THE DATA:

┄┄┄┄┄┄┄┄┄┄┄┄┄┄┄┄┄┄┄┄

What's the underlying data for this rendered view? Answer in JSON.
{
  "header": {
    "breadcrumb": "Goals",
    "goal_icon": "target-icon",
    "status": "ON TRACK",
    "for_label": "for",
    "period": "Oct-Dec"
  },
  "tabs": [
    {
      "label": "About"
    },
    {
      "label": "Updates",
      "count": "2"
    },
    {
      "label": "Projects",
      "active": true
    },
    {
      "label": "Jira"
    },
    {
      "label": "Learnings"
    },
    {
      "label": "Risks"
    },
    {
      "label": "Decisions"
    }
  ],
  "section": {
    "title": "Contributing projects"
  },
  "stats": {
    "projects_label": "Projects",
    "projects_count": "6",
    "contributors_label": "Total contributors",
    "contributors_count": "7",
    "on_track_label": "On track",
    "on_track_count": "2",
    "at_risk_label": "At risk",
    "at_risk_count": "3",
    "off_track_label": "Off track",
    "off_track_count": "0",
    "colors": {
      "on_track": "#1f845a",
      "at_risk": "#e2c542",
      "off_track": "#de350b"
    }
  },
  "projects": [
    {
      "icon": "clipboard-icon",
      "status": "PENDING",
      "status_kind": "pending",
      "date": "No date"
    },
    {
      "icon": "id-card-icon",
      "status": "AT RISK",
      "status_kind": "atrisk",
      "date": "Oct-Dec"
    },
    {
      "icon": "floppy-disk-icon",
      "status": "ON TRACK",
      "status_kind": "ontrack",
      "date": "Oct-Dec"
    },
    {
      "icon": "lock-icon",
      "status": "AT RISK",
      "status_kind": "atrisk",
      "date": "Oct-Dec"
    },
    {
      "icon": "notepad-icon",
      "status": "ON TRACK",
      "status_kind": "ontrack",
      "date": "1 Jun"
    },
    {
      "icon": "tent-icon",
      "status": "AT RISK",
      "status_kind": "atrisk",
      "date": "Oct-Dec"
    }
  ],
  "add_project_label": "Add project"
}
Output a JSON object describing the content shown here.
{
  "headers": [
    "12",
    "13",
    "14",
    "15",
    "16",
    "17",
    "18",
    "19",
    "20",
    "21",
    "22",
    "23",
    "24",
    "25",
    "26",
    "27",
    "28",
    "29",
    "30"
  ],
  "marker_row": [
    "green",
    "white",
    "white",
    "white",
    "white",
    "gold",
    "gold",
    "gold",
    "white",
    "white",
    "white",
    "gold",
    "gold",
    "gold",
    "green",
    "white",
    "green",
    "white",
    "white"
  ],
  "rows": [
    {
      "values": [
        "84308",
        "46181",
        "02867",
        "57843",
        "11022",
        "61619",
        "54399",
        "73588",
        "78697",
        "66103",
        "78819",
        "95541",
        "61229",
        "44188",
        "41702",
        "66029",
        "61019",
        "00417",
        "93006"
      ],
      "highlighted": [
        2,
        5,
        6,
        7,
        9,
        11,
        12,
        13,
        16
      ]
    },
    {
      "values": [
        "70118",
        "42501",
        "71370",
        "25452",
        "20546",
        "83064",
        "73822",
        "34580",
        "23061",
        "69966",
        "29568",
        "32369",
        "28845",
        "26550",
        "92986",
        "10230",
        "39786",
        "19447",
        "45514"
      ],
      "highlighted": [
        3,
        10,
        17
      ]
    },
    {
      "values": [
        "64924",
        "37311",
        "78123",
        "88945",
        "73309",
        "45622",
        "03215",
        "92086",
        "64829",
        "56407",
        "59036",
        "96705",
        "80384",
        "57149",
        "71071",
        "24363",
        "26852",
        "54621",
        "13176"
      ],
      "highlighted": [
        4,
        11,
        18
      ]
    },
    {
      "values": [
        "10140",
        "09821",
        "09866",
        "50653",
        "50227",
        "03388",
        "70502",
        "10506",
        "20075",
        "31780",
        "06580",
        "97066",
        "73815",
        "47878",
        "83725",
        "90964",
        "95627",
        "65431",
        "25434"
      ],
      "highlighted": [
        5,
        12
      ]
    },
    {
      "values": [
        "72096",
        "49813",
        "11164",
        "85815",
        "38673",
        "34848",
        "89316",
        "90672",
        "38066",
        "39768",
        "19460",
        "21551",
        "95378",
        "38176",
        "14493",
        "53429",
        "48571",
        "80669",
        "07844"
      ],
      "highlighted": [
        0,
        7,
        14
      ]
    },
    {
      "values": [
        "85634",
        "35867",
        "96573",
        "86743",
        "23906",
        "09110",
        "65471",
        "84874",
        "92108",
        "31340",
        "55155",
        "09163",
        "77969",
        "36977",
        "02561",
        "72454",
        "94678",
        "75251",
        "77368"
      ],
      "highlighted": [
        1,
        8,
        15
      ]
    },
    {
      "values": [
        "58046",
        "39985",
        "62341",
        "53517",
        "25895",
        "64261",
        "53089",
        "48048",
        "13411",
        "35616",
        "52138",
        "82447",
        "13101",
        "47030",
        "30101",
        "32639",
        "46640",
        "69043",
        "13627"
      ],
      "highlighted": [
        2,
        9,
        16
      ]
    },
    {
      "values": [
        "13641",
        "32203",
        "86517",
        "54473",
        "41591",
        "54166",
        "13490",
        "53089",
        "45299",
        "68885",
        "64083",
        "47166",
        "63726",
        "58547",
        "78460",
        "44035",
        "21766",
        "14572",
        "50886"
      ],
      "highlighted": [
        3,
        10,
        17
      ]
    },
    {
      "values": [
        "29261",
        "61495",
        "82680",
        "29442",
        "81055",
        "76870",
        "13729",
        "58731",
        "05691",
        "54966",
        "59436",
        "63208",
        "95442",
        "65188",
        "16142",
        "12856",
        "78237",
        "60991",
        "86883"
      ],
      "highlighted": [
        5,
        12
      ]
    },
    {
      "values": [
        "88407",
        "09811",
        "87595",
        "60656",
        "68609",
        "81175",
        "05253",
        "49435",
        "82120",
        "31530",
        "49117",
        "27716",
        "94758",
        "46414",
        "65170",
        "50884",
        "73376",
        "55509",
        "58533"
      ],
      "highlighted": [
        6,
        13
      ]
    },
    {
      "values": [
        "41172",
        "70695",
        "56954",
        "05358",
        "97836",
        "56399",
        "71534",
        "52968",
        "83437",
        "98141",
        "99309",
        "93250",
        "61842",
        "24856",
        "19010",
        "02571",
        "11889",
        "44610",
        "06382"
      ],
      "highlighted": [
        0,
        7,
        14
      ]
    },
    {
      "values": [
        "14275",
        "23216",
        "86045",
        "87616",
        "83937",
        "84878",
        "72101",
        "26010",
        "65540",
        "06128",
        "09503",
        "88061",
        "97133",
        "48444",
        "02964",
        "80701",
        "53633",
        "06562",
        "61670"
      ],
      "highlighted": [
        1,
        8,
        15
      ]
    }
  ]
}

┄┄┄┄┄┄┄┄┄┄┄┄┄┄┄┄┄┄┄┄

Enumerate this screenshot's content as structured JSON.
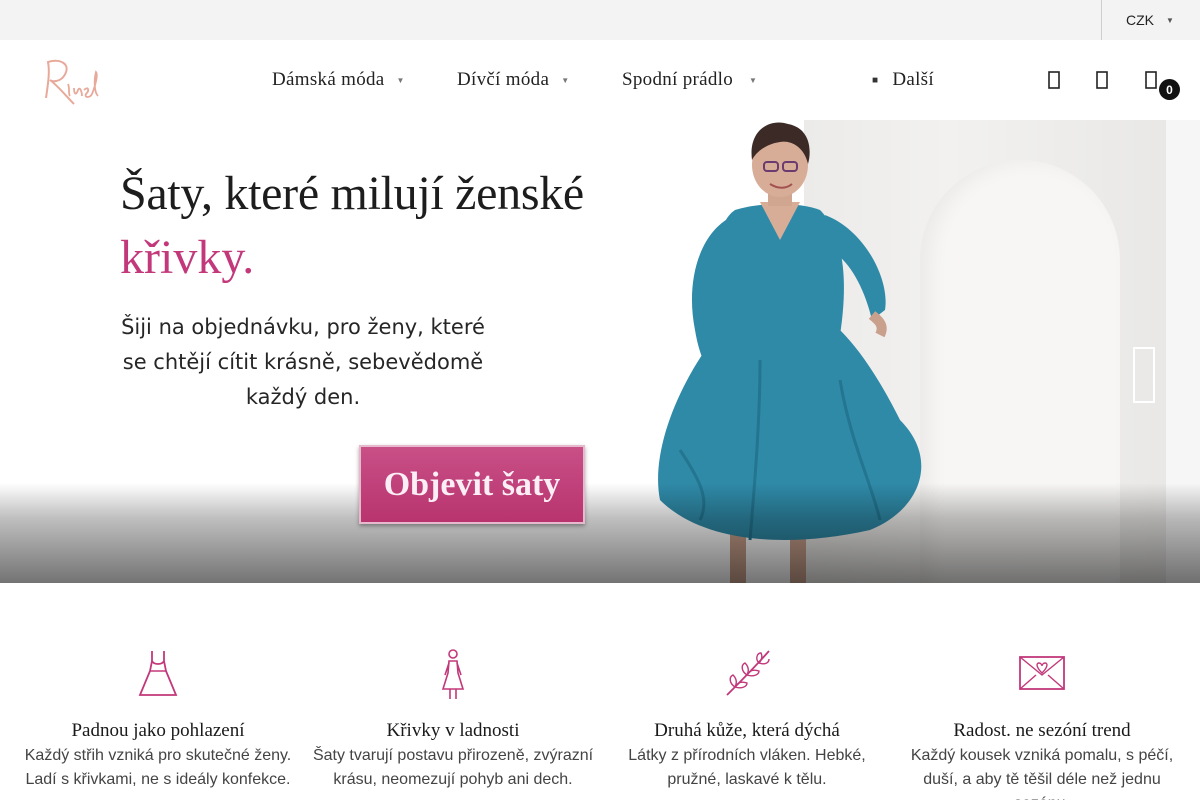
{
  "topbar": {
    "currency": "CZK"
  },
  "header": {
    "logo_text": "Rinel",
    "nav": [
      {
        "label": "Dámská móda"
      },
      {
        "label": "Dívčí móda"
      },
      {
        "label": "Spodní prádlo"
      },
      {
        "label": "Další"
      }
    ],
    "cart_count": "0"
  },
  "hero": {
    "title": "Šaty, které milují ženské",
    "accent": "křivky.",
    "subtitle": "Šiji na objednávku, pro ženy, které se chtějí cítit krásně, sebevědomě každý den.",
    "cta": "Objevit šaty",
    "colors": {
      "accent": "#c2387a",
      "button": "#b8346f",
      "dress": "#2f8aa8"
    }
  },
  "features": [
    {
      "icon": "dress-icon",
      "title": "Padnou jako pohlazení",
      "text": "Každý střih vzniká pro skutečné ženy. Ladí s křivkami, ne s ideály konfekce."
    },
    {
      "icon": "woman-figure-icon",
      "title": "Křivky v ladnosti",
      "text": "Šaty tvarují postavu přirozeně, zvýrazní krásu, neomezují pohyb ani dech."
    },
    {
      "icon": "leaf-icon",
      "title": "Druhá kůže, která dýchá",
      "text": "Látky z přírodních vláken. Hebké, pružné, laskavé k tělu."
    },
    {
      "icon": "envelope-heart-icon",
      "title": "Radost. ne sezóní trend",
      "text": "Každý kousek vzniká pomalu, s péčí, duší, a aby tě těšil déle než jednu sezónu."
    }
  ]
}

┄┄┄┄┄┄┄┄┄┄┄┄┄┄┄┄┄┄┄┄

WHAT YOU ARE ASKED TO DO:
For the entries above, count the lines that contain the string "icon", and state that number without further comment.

TASK RESPONSE:
11